It has been 6 years since I graduated from college. I lost touch with all those friends from whom I got autographs; don't know where that autograph book is now. Once during the evening commute after a long day's work, listening to A.R. Rahman in my Camry, I tried to recall the names of all my class friends in attendance order - I couldn't go farther than the first six. Paradoxically, I am in touch with those few from whom I didn't get autographs.
My friends never forget my birthday. It was easy to remember - World AIDS Day. If I ever meet Kofi I would tell him my concerns about World AIDS Day. My friends always wished me on my birthday; this time too. And yes I did ask my usual question to them:
Senthil: "Yeah! Do it if you like, I hear you are preparing for part time MBA; don't get deviated. Jaicha is a big time financier in Chennai, you know? That Lilliput Prem married a rich girl from Cochin. Sala hasn't changed a bit; his wife is a Lecturer in a local college teaching Chemistry!"
Srinivas: "Daye! Are you going to do it at least on your 28th birthday or what? Maybe you should. Now you are in America, well settled with a job and independent. You don't have to think too much. I am on my way to Australia. Make sure you send me the snap after you do it. Chalo, bye!"

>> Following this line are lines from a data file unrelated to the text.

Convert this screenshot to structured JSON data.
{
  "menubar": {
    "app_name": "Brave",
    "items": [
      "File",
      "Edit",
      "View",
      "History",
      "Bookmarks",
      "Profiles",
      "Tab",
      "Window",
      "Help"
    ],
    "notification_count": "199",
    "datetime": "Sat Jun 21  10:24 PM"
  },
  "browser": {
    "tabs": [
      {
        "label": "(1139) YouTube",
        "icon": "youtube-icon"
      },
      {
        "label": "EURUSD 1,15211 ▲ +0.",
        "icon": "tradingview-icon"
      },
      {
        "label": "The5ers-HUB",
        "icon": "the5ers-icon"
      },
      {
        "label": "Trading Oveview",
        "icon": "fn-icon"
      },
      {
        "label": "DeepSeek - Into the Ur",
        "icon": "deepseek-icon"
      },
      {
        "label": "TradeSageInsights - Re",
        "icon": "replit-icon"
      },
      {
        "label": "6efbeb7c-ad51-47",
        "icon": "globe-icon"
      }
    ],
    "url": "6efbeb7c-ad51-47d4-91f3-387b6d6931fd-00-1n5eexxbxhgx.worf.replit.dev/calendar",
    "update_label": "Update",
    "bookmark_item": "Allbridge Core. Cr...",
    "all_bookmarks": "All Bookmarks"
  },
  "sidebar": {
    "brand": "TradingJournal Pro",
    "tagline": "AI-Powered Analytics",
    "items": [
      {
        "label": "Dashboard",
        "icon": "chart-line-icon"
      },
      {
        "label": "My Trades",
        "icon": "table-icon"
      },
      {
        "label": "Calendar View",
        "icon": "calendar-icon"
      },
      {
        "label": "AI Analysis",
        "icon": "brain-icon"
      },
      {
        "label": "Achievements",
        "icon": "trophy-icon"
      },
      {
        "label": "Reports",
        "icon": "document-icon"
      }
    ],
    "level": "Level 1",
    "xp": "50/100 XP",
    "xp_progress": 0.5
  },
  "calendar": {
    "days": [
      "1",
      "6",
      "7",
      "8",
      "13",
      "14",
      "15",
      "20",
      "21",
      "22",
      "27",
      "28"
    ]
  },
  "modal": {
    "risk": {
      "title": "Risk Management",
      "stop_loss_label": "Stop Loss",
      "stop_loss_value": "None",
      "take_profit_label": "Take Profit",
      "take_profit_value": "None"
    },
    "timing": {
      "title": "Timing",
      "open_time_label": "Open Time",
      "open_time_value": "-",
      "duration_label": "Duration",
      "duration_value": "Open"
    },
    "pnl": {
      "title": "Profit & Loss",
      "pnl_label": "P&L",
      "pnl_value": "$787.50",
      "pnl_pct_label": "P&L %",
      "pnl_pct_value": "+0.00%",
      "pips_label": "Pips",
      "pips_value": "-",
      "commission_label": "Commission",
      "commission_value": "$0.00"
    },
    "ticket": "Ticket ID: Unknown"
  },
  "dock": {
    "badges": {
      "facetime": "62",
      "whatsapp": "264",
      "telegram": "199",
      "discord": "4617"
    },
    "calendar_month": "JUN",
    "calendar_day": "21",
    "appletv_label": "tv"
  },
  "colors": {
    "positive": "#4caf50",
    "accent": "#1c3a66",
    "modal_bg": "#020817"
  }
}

Durga: "You should do it. If that's what you want to do. It's OK to try it once before you get married. Anyway I am in Maryland and can't see your face in Sunnyvale. OK, bye, my kid is done with potty."
Having thought enough about it for almost 10 years, it was up to me to do it. On a momentary impulse I finally shaved my moustache on my 28th birthday. I thought I looked like Nayagan Kamalahasan...sorry...Kamal Hassan. I took a picture with my 4 megapixel digital camera with self-timer and sent it from Gmail to my friends. They all replied, "You could have waited for Halloween!"